Boris Godunov (boh-RIHS goh-do-NOHF), a privy counselor who manages to have Tsarevitch Dimitry assassinated without having to take the blame for the murder. As the new czar, Godunov exacts strict obedience from his subordinates, treats the masses cruelly, and puts down ruthlessly any attempt to unseat him. While engaged in a war against a pretender, he is suddenly taken ill and dies, naming his son the new czar before his demise.
Grigory Otrepyev (grih-GOH-rihy oht-REH-pyehf), a young monk turned rebel who pretends he is the late Dimitry. He marshals armies in Poland and, eventually, marches against Godunov. The struggle is bitter, and Grigory, finally triumphant, is disturbed because the populace stands silent when asked to acclaim him.

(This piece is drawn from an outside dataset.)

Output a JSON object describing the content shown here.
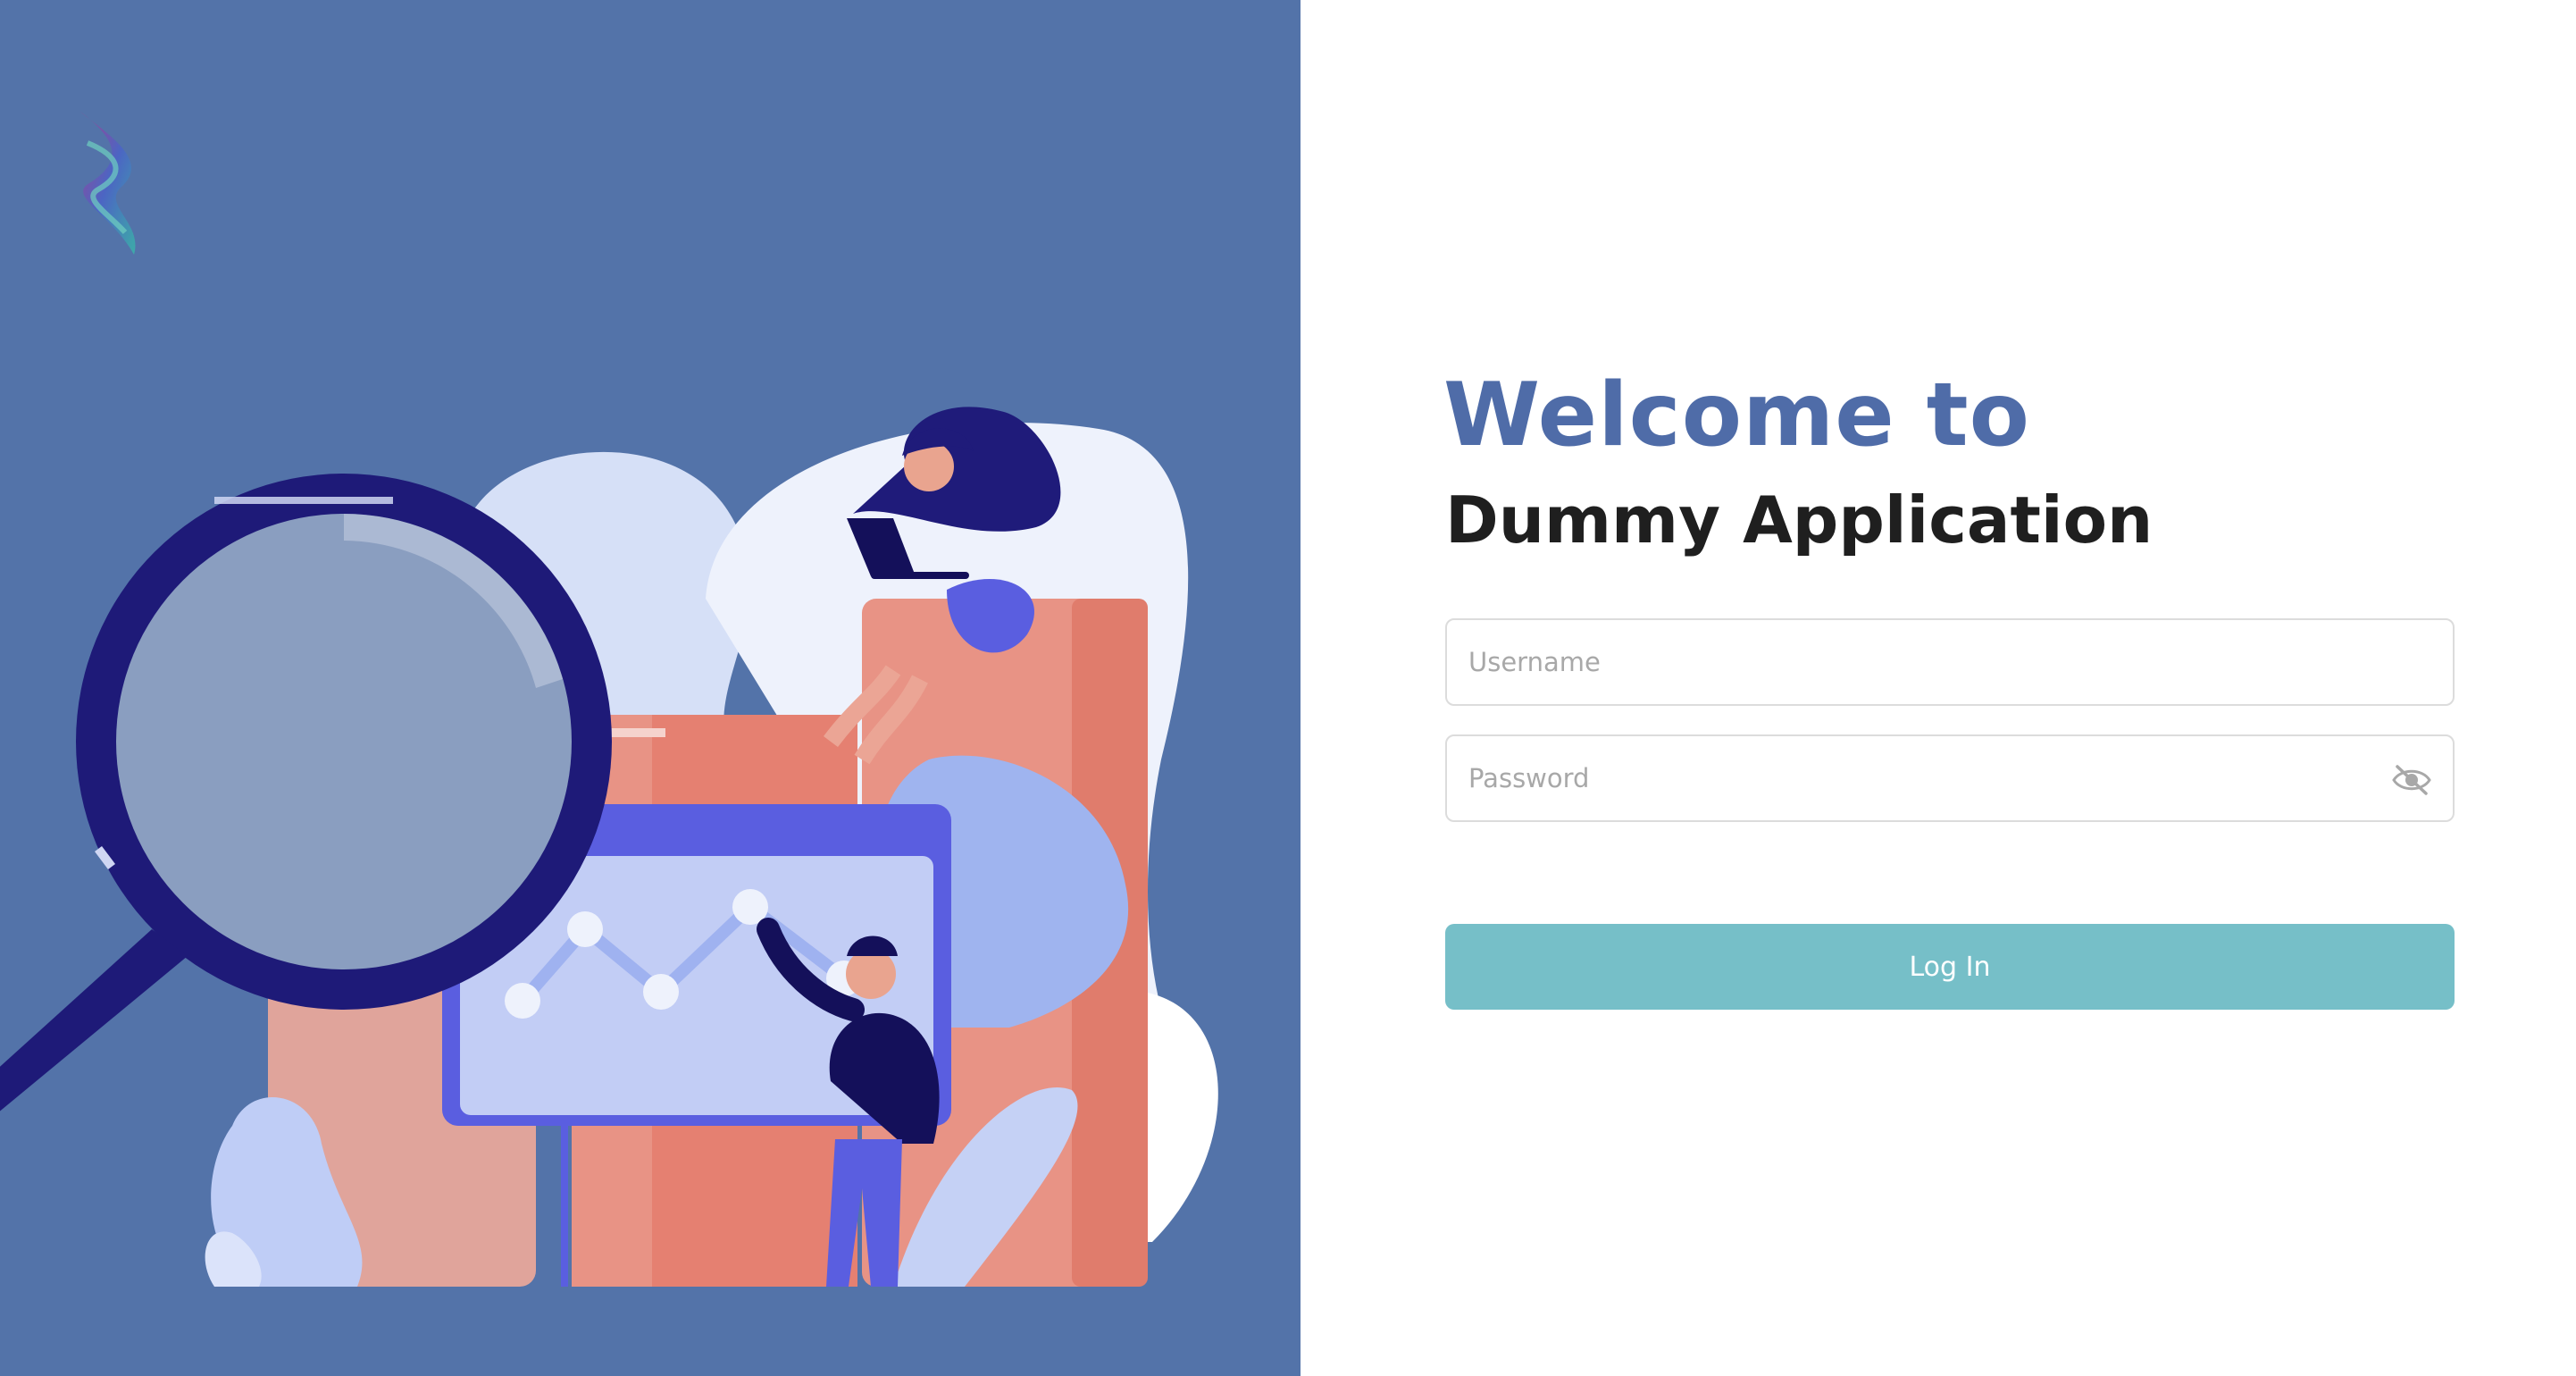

Basmanov (bahs-MAH-nof), a general interested in military victory, not political complexities. First, he supports Godunov’s son as czar; then, persuaded by Pushkin, a Grigory supporter, he leads his troops over to the other side. It is Basmanov’s defection that spells victory for Grigory.
Maryna (mah-RIH-nuh), a girl who holds Grigory’s army idle in Poland because Grigory, having fallen in love with her, is loathe to give the order to advance against Godunov. Maryna, although repelled because Grigory is only an unfrocked priest and not Dimitry, as he claims to be, still consents to become Grigory’s wife if his armies overthrow Godunov.
Feodor (feh-O-dohr), Godunov’s son, who is czar for a short time before, according to the Grigory followers who last saw him, he takes poison.
Pushkin (POOSH-kihn), a Grigory supporter who persuades Basmanov to defect to the pretender’s side and who, making a violent speech in the great square, inflames the people against Godunov.
Father Pimen, an old monk, formerly a soldier, who counsels Grigory to put worldly ambitions out of his thoughts.